For each line of the listing that contains "true", make a copy and return it.
(Exercise input)
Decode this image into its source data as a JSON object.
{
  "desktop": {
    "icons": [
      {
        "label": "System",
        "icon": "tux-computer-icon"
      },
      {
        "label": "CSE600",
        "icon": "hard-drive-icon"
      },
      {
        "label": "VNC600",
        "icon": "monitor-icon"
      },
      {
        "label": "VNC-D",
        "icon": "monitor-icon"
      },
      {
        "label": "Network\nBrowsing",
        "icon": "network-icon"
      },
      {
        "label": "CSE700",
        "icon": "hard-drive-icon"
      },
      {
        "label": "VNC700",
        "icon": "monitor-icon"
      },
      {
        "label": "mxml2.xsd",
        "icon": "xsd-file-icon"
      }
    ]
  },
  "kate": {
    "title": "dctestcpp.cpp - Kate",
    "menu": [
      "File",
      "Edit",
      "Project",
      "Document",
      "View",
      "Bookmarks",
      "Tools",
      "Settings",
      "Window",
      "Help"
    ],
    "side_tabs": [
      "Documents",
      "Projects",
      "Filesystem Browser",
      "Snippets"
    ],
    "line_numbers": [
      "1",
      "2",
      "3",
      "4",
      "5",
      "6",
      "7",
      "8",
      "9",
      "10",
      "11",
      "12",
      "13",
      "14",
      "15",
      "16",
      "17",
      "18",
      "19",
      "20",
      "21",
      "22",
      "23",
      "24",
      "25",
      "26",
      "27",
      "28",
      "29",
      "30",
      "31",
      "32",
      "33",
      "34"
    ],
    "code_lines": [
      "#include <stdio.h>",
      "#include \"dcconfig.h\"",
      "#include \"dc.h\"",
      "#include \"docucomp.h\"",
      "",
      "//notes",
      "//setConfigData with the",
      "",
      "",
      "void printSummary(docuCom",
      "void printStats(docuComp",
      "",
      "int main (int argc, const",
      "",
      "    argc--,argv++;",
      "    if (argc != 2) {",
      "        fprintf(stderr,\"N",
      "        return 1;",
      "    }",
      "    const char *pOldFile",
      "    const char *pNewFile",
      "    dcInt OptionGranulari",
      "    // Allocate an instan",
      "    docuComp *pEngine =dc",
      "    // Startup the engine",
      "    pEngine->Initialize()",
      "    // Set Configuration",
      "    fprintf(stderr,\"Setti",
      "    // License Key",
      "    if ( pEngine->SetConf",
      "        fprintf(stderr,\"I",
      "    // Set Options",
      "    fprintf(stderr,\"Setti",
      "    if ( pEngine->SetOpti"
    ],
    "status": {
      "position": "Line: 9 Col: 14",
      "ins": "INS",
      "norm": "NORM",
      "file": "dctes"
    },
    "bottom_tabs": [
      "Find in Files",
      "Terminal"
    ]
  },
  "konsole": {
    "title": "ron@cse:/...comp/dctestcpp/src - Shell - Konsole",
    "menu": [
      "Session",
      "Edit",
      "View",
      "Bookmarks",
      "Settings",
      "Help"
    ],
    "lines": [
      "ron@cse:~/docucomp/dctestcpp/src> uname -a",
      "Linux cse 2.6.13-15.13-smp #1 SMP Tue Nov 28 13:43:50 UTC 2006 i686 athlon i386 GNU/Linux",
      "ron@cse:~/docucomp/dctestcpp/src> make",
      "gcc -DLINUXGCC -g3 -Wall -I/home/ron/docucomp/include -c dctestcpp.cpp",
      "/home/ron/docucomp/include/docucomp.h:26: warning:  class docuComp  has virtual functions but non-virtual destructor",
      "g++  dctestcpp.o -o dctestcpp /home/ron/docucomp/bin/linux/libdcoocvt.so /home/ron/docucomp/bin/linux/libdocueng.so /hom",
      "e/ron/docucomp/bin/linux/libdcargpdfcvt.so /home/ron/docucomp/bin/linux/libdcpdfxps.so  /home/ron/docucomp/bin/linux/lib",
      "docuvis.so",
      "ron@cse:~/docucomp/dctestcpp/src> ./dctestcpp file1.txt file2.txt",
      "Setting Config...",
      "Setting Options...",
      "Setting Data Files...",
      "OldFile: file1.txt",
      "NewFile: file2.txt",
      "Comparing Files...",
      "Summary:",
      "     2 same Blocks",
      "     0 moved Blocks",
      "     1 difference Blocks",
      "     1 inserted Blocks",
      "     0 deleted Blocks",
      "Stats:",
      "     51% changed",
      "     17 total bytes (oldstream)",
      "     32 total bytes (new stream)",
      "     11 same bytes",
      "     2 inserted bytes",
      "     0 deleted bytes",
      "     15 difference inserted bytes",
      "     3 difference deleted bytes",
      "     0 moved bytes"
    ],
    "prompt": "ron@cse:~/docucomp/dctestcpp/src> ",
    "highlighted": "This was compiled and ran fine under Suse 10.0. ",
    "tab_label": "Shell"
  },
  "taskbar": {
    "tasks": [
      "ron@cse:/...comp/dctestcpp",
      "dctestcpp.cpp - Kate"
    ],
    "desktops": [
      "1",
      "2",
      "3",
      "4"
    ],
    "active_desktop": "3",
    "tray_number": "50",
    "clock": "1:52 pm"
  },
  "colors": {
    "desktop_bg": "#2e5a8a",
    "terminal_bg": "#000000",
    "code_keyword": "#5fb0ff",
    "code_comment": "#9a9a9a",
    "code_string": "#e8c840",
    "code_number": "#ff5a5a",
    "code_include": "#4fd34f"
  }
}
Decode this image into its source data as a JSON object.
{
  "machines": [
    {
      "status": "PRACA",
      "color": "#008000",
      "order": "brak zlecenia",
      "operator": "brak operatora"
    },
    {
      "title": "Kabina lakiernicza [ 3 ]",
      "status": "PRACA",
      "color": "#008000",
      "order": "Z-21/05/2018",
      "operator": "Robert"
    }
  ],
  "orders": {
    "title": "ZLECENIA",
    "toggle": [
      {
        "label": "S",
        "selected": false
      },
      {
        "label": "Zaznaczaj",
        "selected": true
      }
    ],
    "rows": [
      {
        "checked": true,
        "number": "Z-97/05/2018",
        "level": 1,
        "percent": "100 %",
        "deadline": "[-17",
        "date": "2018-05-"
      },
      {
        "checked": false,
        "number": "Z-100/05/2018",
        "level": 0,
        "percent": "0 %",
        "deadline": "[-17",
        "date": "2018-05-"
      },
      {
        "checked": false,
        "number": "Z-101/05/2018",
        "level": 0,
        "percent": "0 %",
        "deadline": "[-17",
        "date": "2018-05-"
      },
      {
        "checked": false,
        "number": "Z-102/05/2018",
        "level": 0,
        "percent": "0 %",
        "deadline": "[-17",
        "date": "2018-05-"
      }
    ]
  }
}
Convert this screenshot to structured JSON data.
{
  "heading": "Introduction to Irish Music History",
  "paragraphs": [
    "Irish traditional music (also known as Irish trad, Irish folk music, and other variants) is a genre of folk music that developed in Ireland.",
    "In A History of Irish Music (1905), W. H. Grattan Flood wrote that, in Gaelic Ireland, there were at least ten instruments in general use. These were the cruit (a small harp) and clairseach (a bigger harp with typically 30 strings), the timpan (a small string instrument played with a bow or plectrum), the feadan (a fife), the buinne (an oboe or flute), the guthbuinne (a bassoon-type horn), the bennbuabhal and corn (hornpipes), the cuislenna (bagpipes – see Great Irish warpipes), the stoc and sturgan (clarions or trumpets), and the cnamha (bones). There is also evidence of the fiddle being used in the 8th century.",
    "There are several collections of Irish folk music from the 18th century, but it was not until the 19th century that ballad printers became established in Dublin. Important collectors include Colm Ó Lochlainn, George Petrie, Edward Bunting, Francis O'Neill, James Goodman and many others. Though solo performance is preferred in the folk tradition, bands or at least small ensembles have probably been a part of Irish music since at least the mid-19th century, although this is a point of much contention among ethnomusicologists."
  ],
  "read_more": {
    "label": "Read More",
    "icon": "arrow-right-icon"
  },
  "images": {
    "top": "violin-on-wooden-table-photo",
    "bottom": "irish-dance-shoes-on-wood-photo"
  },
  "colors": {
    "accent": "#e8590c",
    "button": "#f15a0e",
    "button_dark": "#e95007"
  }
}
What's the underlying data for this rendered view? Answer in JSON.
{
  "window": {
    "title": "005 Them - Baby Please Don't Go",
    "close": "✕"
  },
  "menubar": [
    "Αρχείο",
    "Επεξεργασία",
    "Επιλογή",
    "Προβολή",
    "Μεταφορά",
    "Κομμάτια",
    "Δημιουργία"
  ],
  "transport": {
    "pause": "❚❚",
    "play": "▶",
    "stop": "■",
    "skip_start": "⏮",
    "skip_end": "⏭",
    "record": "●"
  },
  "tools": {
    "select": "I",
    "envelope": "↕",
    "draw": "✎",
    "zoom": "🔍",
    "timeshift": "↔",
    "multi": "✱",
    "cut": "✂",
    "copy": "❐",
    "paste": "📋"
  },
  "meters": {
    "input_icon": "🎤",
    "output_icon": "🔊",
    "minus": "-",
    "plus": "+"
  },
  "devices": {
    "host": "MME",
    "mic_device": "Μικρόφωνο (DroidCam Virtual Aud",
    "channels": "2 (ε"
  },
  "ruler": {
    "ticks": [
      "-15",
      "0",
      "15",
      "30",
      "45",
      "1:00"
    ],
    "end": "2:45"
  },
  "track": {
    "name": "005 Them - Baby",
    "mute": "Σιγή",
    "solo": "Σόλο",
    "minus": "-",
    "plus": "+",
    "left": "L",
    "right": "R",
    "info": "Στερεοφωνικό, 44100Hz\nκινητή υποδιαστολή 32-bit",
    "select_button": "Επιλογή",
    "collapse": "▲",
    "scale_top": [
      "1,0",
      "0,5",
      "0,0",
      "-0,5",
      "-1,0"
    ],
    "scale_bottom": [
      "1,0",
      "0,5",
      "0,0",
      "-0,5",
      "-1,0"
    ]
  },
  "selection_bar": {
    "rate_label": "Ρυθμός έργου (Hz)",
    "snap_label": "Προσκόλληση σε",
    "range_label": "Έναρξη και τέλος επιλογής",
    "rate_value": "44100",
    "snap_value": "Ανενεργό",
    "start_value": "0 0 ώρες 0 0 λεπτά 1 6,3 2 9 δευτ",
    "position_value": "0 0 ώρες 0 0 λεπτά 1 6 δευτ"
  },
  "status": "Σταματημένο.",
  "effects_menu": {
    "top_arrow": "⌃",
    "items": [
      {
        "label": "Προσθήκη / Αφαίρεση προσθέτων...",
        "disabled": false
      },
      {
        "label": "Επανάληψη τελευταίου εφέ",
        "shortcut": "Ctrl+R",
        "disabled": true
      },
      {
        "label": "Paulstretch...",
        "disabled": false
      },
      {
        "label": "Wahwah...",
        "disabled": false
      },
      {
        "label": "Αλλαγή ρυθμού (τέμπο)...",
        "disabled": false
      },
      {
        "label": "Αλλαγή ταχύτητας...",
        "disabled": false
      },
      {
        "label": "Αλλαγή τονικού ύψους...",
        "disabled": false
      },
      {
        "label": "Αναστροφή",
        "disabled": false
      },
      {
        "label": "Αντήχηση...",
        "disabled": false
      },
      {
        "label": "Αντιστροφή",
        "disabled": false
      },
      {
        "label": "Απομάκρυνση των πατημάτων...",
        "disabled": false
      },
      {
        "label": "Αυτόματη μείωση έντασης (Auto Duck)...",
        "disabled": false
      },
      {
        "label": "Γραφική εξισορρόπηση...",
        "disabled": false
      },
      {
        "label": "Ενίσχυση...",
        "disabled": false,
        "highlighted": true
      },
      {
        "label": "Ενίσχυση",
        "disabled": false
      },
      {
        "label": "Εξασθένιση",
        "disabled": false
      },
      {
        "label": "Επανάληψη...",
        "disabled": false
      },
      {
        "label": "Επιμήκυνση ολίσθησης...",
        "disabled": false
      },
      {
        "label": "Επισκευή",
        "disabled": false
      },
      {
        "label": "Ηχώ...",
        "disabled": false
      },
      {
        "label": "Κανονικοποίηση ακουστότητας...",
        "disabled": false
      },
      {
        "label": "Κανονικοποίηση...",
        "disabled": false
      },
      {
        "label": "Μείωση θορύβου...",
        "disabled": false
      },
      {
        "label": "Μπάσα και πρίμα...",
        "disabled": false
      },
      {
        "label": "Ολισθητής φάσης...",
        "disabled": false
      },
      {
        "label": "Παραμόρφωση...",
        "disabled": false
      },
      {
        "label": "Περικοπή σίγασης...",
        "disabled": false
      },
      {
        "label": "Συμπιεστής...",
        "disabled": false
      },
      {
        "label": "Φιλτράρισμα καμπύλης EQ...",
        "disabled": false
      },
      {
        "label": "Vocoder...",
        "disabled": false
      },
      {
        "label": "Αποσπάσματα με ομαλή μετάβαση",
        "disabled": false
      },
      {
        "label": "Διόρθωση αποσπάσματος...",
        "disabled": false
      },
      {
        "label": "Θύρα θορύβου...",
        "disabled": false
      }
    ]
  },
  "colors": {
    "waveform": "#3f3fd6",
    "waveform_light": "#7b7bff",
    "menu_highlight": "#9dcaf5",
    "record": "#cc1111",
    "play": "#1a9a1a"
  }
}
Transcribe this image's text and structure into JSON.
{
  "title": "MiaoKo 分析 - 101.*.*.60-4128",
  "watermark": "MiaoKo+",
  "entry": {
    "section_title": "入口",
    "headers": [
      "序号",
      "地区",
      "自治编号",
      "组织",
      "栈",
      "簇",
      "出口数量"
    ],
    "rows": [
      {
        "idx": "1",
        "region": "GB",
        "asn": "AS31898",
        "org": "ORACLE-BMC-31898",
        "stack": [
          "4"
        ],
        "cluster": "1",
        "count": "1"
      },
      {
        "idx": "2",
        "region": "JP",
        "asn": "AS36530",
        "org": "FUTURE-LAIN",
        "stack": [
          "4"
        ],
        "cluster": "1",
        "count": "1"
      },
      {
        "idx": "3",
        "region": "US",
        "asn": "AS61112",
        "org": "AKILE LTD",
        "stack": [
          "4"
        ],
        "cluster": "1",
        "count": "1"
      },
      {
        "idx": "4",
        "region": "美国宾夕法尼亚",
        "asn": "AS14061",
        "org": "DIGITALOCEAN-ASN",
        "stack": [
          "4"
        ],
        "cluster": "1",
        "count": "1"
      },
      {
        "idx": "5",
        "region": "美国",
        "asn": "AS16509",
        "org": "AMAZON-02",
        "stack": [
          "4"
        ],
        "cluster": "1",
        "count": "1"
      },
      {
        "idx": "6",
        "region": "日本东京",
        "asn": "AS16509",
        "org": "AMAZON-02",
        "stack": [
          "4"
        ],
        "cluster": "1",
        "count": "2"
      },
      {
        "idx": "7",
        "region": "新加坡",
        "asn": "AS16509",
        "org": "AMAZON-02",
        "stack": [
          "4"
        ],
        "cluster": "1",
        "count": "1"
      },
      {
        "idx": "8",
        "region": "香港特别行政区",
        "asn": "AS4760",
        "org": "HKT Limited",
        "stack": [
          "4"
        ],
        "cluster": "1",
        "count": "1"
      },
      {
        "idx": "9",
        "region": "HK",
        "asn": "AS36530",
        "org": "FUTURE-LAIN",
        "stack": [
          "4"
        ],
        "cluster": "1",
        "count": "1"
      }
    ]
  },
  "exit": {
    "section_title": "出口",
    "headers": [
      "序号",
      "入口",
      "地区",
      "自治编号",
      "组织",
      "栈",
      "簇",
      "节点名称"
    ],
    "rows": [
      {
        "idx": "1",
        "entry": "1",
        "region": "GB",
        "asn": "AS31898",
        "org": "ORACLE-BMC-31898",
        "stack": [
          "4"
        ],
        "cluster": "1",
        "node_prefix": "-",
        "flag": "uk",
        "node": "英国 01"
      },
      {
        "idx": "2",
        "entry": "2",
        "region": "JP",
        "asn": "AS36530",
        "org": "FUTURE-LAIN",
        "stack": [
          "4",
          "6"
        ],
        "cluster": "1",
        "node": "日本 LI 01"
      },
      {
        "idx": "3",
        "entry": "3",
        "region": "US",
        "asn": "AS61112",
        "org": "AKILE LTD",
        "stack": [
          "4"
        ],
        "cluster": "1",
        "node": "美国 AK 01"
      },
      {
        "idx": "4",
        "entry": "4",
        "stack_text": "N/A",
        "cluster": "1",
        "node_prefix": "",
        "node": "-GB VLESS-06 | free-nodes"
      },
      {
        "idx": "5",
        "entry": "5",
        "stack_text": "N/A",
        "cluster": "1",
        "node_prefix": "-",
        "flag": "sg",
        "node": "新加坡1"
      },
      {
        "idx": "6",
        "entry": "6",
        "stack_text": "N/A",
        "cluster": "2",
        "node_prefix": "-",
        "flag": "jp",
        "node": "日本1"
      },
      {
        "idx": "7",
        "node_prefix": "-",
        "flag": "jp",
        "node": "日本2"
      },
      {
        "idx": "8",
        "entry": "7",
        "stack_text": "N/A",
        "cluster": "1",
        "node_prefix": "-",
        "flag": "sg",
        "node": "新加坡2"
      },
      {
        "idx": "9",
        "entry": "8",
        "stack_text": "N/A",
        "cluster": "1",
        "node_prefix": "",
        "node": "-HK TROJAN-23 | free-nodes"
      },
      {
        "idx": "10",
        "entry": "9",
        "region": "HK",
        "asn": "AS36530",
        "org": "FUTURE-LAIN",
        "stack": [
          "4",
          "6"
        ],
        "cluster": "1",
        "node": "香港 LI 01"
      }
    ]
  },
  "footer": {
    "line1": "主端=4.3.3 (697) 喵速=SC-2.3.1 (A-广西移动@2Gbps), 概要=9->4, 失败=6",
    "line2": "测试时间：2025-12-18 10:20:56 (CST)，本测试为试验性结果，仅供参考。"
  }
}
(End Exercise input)
#### [Result of the exercise]
        "selected": true
        "checked": true,
        "disabled": true
        "highlighted": true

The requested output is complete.